Mentoring Guide:  A Guide for Protégés, Center for Health Leadership and Practice, English and Spanish, http://www.cfhl.org/publications.jsp

Back to Top

Assessment Tools

Inclusion Criteria –

To be considered for initial inclusion in this web site, the materials had to meet several criteria:

  • the material needed to focus on one or more of the skills listed for a particular competency
  • the material needed to describe either a measurement instrument or theory that could support the creation of such an instrument
  • the material had to be publicly available, that is, where the item is not a commercial entity available for purchase
  • the material needed either psychometric information about its properties as a measure or, particularly in the case of material found only on the Web, a high degree of face validity

Copyright and Use Issues –

The materials initially described were identified for consideration by MCH interdisciplinary training programs. Many of these materials are copyrighted and thus, may not be copied, distributed, transmitted, or published without the express written permission of the copyright owner. It is the responsibility of each user to ascertain whether materials may be freely used or whether such permission is needed.


How Do You Influence Others

The How Do You Influence Others quiz was developed for individual use in helping to identify the effectiveness of one’s influencing skills. The 10-item quiz presents brief situations and asks the learner to choose the response that best approximates her or his approach. A graph depicting the learner’s approaches and a summary of the literature follows submission of the quiz.

Information at:

Back to Top

Assessment By Self/And Or Faculty

Empowering Leadership Questionnaire

The Empowering Leadership Questionnaire was developed as a self-assessment measure of leadership behaviors. The items have been found to load on five factors: leading by example, participative decision-making, coaching, informing, and showing concern/interacting with the team. The questions ask individuals to respond using a five-point scale (never to always) on how frequently they exhibit the behavior of interest. While this scale was designed for use as a self-assessment, it could also be considered for use by faculty in evaluating learner skills.

Information at:
Arnold, J. A., Arad, S., Rhoades, J. A., & Drasgow, F. (2000). The Empowering Leadership Questionnaire: The construction and validation of a new scale for measuring leader behaviors. Journal of Organizational Behavior. 21: 249-69.

Back to Top

Assessment By Mentee

Noe’s Mentoring Functions

Noe created a 32-item scale that assessed mentor functions. Initial results showed that two factors were represented by the scale: psychosocial mentoring functions and functions relative to the mentee’s career. This measure has been cited extensively in the research literature.
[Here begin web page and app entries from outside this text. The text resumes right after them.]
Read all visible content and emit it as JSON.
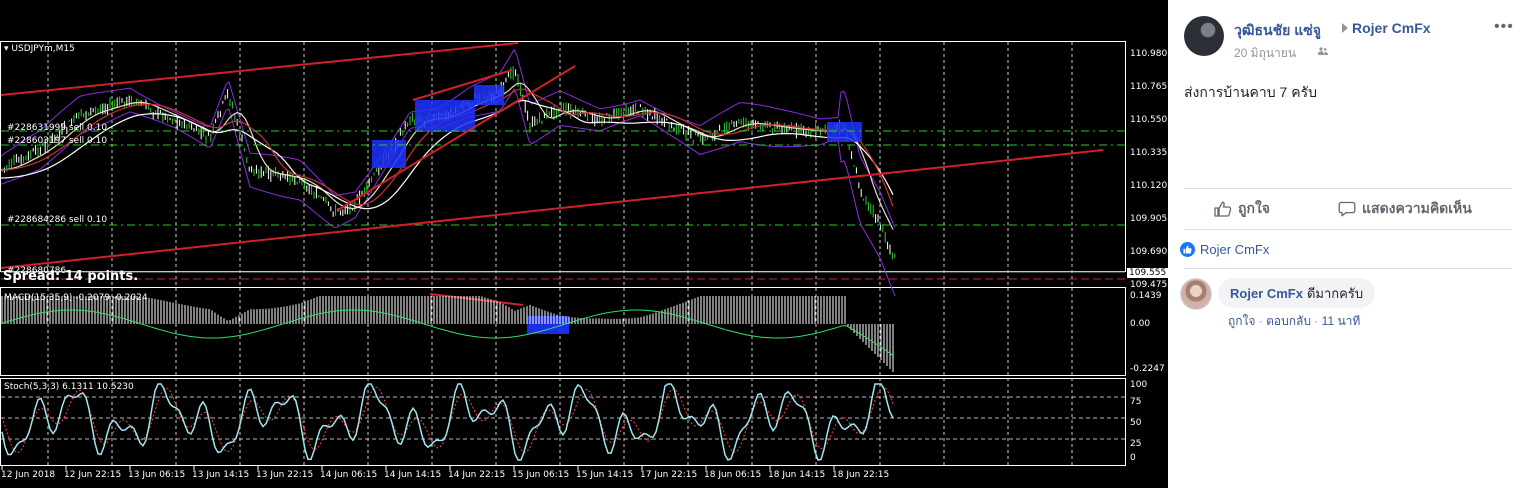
{
  "chart": {
    "symbol": "USDJPYm,M15",
    "orders": [
      "#228631999 sell 0.10",
      "#228603197 sell 0.10",
      "#228684286 sell 0.10",
      "#228680786"
    ],
    "spread": "Spread: 14 points.",
    "current_price": "109.555",
    "price_axis": [
      "110.980",
      "110.765",
      "110.550",
      "110.335",
      "110.120",
      "109.905",
      "109.690",
      "109.475"
    ],
    "macd": {
      "label": "MACD(15,35,9) -0.2079 -0.2024",
      "axis": [
        "0.1439",
        "0.00",
        "-0.2247"
      ]
    },
    "stoch": {
      "label": "Stoch(5,3,3) 6.1311 10.5230",
      "axis": [
        "100",
        "75",
        "50",
        "25",
        "0"
      ]
    },
    "time_axis": [
      "12 Jun 2018",
      "12 Jun 22:15",
      "13 Jun 06:15",
      "13 Jun 14:15",
      "13 Jun 22:15",
      "14 Jun 06:15",
      "14 Jun 14:15",
      "14 Jun 22:15",
      "15 Jun 06:15",
      "15 Jun 14:15",
      "17 Jun 22:15",
      "18 Jun 06:15",
      "18 Jun 14:15",
      "18 Jun 22:15"
    ],
    "colors": {
      "trendline": "#d0202a",
      "candle_up": "#2ecc2e",
      "level": "#22cc22",
      "zone": "#1e32ff",
      "bollinger": "#8a2be2"
    }
  },
  "post": {
    "author": "วุฒิธนชัย แซ่จู",
    "group": "Rojer CmFx",
    "date": "20 มิถุนายน",
    "more": "•••",
    "text": "ส่งการบ้านคาบ 7 ครับ",
    "like_label": "ถูกใจ",
    "comment_label": "แสดงความคิดเห็น",
    "likes_by": "Rojer CmFx",
    "comment": {
      "name": "Rojer CmFx",
      "text": "ดีมากครับ",
      "like": "ถูกใจ",
      "reply": "ตอบกลับ",
      "time": "11 นาที"
    }
  }
}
Information at:
Noe, R. A. (1988). An investigation of the determinants of successful assigned mentoring relationships. Personnel Psychology, 41: 457-79.

Dreher & Ash Scale

Building on the work of Noe and others, Dreher and Ash constructed an 18-item scale completed by mentees that assesses mentor functions. This shorter scale has also been cited extensively and provides a more compact way to survey mentees about their experiences with mentors.

Information at:
Dreher, G. F., & Ash, R. A. (1990). A comparative study of mentoring among men and women in managerial, professional, and technical positions. Journal of Applied Psychology. 75(5): 539-46.

« Previous: 8. Family-Centered Care | Next: 10. Interdisciplinary Team Building »

Back to Top